In order to reach this new consumer, Abbey executives urged dealers to be sure their Web sites were up to date and ready to be shopped by the new consumer, who wants information available to her before she ever sets foot in the store. “81% of consumers conduct research on the Internet before going into your store,” Silverman said. “The Abbey Web site generated 10 million hits in 2009; we’re looking at around 100,000 per month for this year.”

The new consumer places an emphasis on the importance of locally owned, community- centric buying practices in addition to value. “In a recent survey, 73% of shoppers polled said they make an effort to sup- port local, neighborhood businesses,” Wells said. To that end, dealers can sign up for window graphics that boast, “We are a locally owned family business.The dollars you spend with us stay in our communi- ty.” The decal can be affixed to residential and commercial brochures, local ads and sales promotions. “Take that, big boxes,” Wells said triumphantly.

Shelly and Dennis Runolfson from Abbey Floor & Carpet in Spokane Valley, Wash., were impressed with the local seal. “We sell against a lot of big box stores, so we’re excited to put that signage in our window,” the couple said. “We’ve been in business for 36 years and it is hard to find things to get excited about.”

Products and suppliers
New vendors unveiled at convention included Cikel hardwood, Earthwerks LVT, Flexco rubber tile and sheet, Roppe rubber and sundries, Porcelanosa tile and wood, Mapei adhesives, Versatrim sundries, Legacy Floor Products stained concrete and Healthier Choice underlayments. New programs from existing suppliers like Anderson, Armstrong, Shaw, Columbia, Mannington and Max Windsor—including its new laminate program—help dealers take their showrooms to the next level.

“Abbey is completely in the floor covering business, from soup to nuts,” said Roger Pyatsky of Abbey Classic Carpet & Floor in Lake Grove, N.Y. “They provide everything.”

That sentiment resounded on the show floor. “Shaw’s new introductions are going to give the retailer who doesn’t stock rugs yet an advantage, especially financially,” said John Iskalis of American Floor Show inGurnee, Ill. “The interactive rug display shows 5,000-plus SKUs and automatically launches that dealer into the area rug game. It’s really user friendly.”

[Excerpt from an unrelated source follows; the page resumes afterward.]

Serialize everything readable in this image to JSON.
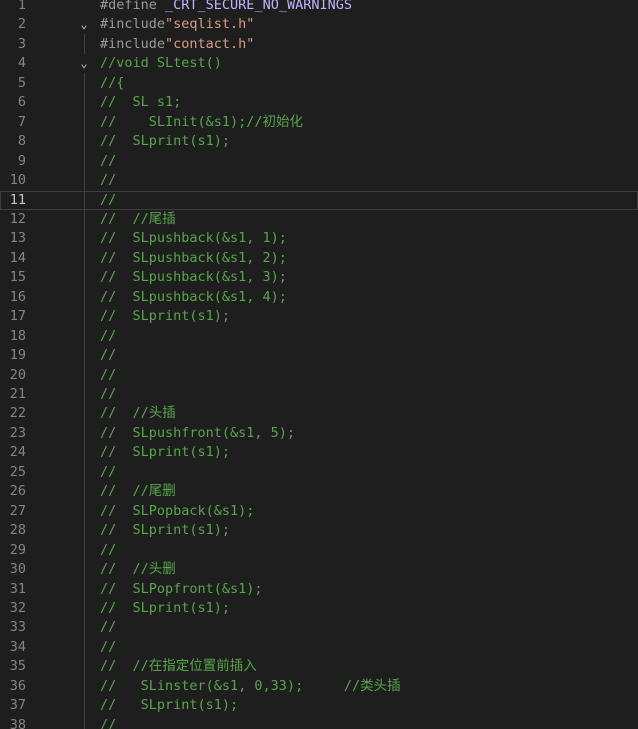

Perhaps the most impressive aspect of Abbey’s multitude of offerings is the flexibility to choose and tailor initiatives to a member’s respective store. Personalizing corporate advertising programs is as easy as a click or a phone call away for members. “No request is too small for us to handle,” Wells said.

First-year member Scott Kuzma of TDC Interiors in Tucson, Ariz., joined the group to increase his retail business. As a design center, he was able to maintain profitable margins in regions of the state that were still experiencing new construction, like his location in Tucson. However his business in Phoenix needed a lift. “We’re familiar with the other buying groups, but we chose Abbey because it’s a la carte.”

Silverman agreed members choose the products and services they want. “We don’t force anything or mandate programs—the final choice to participate in a program is always left to that member,” he explained. “The retail floor covering business is the most difficult one can choose because every purchase is a custom order. We give retailers the tools to accomplish things they can’t do on their own.”

Rather than hiring professional motivational key- note speakers, industry experts came forward to offer perspective on economic recovery. Steve Griffith, vice president of residential for Invista, agreed with economists and pundits that the market has bottomed out. Unlike the smaller dips in the economy that drop in 18 months and take as long to recover, he reiterated this is the worst recession this country has seen since the Great Depression of 1929. “We’re most likely looking at a three- year recovery,” he said, and advised dealers to focus on selling segments that require the lowest levels of consumer confidence.

And John Godwin, executive vice president of residential flooring for Shaw Industries, touched on the housing market. “We can’t have a strong economy without a vibrant housing market, which is vital to our industry.”